Windows uses the both the Real-Time Clock (RTC) and the Time Stamp Counter (TSC). For Windows guests the Real-Time Clock can be used instead of the TSC for all time sources which resolves guest timing issues.
The boot.ini file is no longer used from Windows Vista and newer. Windows Vista, Windows Server 2008 and Windows 7 use the Boot Configuration Data Editor (bcdedit.exe) to modify the Windows boot parameters.
This procedure is only required if the guest is having time keeping issues. Time keeping issues may not affect guests on all host systems.

      Open the Windows guest.
      Open the Accessories menu of the start menu. Right click on the Command Prompt application, select Run as Administrator.
      Confirm the security exception, if prompted.
      Set the boot manager to use the platform clock. This should instruct Windows to use the PM timer for the primary clock source.
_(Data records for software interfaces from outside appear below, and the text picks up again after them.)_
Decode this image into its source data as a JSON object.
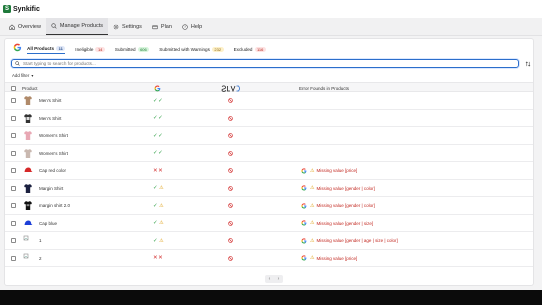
{
  "app": {
    "name": "Synkific"
  },
  "nav": [
    {
      "label": "Overview",
      "icon": "home-icon"
    },
    {
      "label": "Manage Products",
      "icon": "search-icon",
      "active": true
    },
    {
      "label": "Settings",
      "icon": "gear-icon"
    },
    {
      "label": "Plan",
      "icon": "card-icon"
    },
    {
      "label": "Help",
      "icon": "help-icon"
    }
  ],
  "filters": [
    {
      "label": "All Products",
      "count": "11",
      "bg": "#dfe7f7",
      "fg": "#2c4f8a"
    },
    {
      "label": "Ineligible",
      "count": "14",
      "bg": "#fde2e2",
      "fg": "#b42318"
    },
    {
      "label": "Submitted",
      "count": "606",
      "bg": "#d7f5dc",
      "fg": "#1e7a34"
    },
    {
      "label": "Submitted with Warnings",
      "count": "232",
      "bg": "#fdf0c8",
      "fg": "#8a6410"
    },
    {
      "label": "Excluded",
      "count": "116",
      "bg": "#fde2e2",
      "fg": "#b42318"
    }
  ],
  "search": {
    "placeholder": "Start typing to search for products..."
  },
  "add_filter": "Add filter",
  "table": {
    "headers": {
      "product": "Product",
      "errors": "Error Founds in Products"
    },
    "rows": [
      {
        "name": "Men's Shirt",
        "thumb": "shirt-tan",
        "google": "ok ok",
        "shopify": "ban",
        "errors": ""
      },
      {
        "name": "Men's Shirt",
        "thumb": "shirt-dark",
        "google": "ok ok",
        "shopify": "ban",
        "errors": ""
      },
      {
        "name": "Women's Shirt",
        "thumb": "shirt-pink",
        "google": "ok ok",
        "shopify": "ban",
        "errors": ""
      },
      {
        "name": "Women's Shirt",
        "thumb": "shirt-gray",
        "google": "ok ok",
        "shopify": "ban",
        "errors": ""
      },
      {
        "name": "Cap red color",
        "thumb": "cap-red",
        "google": "x x",
        "shopify": "ban",
        "errors": "Missing value [price]"
      },
      {
        "name": "Margin Shirt",
        "thumb": "shirt-navy",
        "google": "ok warn",
        "shopify": "ban",
        "errors": "Missing value [gender | color]"
      },
      {
        "name": "margin shirt 2.0",
        "thumb": "shirt-black",
        "google": "ok warn",
        "shopify": "ban",
        "errors": "Missing value [gender | color]"
      },
      {
        "name": "Cap blue",
        "thumb": "cap-blue",
        "google": "ok warn",
        "shopify": "ban",
        "errors": "Missing value [gender | size]"
      },
      {
        "name": "1",
        "thumb": "broken",
        "google": "ok warn",
        "shopify": "ban",
        "errors": "Missing value [gender | age | size | color]"
      },
      {
        "name": "2",
        "thumb": "broken",
        "google": "x x",
        "shopify": "ban",
        "errors": "Missing value [price]"
      }
    ]
  },
  "pager": {
    "prev": "‹",
    "next": "›"
  }
}
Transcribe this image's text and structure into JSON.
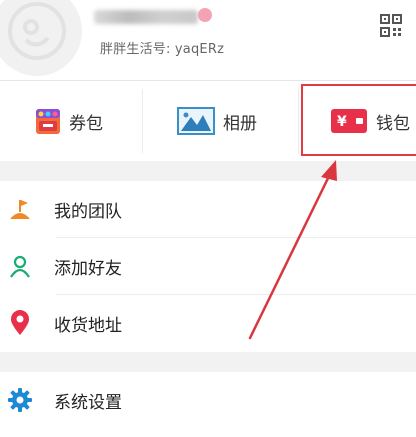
{
  "header": {
    "user_id_text": "胖胖生活号: yaqERz",
    "avatar_icon": "user-avatar-icon",
    "qr_icon": "qr-code-icon"
  },
  "quickbar": {
    "items": [
      {
        "label": "券包",
        "icon": "coupon-icon"
      },
      {
        "label": "相册",
        "icon": "album-icon"
      },
      {
        "label": "钱包",
        "icon": "wallet-icon"
      }
    ]
  },
  "menu": {
    "items": [
      {
        "label": "我的团队",
        "icon": "team-flag-icon",
        "color": "#f08a24"
      },
      {
        "label": "添加好友",
        "icon": "add-friend-icon",
        "color": "#1aab73"
      },
      {
        "label": "收货地址",
        "icon": "location-pin-icon",
        "color": "#e8304a"
      },
      {
        "label": "系统设置",
        "icon": "gear-icon",
        "color": "#1e8ad6"
      }
    ]
  },
  "colors": {
    "highlight_border": "#e23a43",
    "arrow": "#d9363e",
    "wallet": "#e8304a"
  }
}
The system UUID ({default} in the example below) should be changed if the system UUID is different than the default boot device.

      C:\Windows\system32>bcdedit /set {default} USEPLATFORMCLOCK on
      The operation completed successfully

This fix should improve time keeping for Windows Vista, Windows Server 2008 and Windows 7 guests. 

Q: Disk writes slow?:
A: Make sure you are using the virtio drivers (Windows and Linux guests), and you might want to consider a cache change to the virtual disk:
The cache types and the virtio bus are what you need to change up:
(Warning!!!: cache="none" is not recommended as you may destroy the disk image on loss of power.  Check on the other types before trying anything this risky! 

    <disk type='file' device='disk'>
      <driver name='qemu' type='raw' cache='none'/>
      <source file='/usr/local/vms/dcps'/>
      <target dev='vda' bus='virtio'/>

As I seem to have a a bug in my install, I can't make changes in the config stick on a reboot, only on a full shutdown, edit and then bring up the vm.